Honestly, reading what she wrote immediately struck me as humorous.  I’m stronger now, 4 years later, than I was when a close family member threw similar ugly words at me, not realizing that she really wasn’t maligning me, but a person she claimed to love.  Similar to this latest attempt.

4 years ago, the ugly words sent me to my knees and it took me years to deal with the trauma.  Not the words that were said, because I knew them not to be true (as I know these words not to be true), but because, back then, days after his death, I was raw and on the floor with grief and I allowed her words to get into my bones for a brief second and I thought are those words trueDid I not truly know the man I was married to for 24 years?
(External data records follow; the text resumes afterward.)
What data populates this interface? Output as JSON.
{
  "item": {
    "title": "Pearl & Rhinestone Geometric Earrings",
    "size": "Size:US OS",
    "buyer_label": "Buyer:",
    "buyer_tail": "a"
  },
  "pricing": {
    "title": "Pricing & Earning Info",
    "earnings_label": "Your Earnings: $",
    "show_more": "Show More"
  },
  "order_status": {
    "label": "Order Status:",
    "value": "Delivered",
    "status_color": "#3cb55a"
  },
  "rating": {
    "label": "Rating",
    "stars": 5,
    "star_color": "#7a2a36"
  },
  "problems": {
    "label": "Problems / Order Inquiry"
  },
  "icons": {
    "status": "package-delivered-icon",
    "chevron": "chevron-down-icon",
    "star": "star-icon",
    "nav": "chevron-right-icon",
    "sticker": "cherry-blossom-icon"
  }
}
Because he couldn’t have been who she described, and be the man I  knew.  There was a clanging dissonance between those two images.  The words, by themselves, weren’t what caused trauma for me.  What caused the trauma was the idea that I’d even allowed a nanosecond of doubt, as a result of her words, to creep in, and that made me feel as if I’d betrayed Chuck, which devastated me.

It’s funny, really, how people, claiming to love a person who is now dead, while claiming that of course they’d never slander the dead….do that very thing, in hopes of destroying the one left alive.   Whoa.  Fucked up humans, right?

I guess I didn’t realize the strength that now resides in my bones and my heart and soul, since Chuck’s death.  These latest words only made me shake my head that this person, who knew of the first circumstance, couldn’t even be original;  instead, knowing my reaction the first time, she made an attempt to piggyback, hoping for….I don’t know…that I’d be destroyed once again.

All it did was make me realize my present day strength.  And more, it made me realize the ugliness that can exist in a person’s soul when envy and jealousy take over.   It made me realize that my mom was right, years ago, when she taught me to always consider the source when ugly words get thrown.

Oh, also…that part about dragging my husband’s name around?  I’m not quite certain what was meant by that.  Am I dragging his name through the mud, as she attempted to do?  Besmirch his reputation, as she’s trying to do?

Each day, as I travel this Odyssey, I honor Chuck’s name and I honor the legacy of love that he left behind, not just for me, but for so many others, and there is nothing about that that suggests dragging.  The love story that Chuck and I had is my story, one he left with me.  I own it.

And to those who would say otherwise, my response is the same as it was to the woman who accused me of the same thing early on…

Find your own damn love story.

*Names purposefully left out of this blog.  The names/relationships are un-necessary*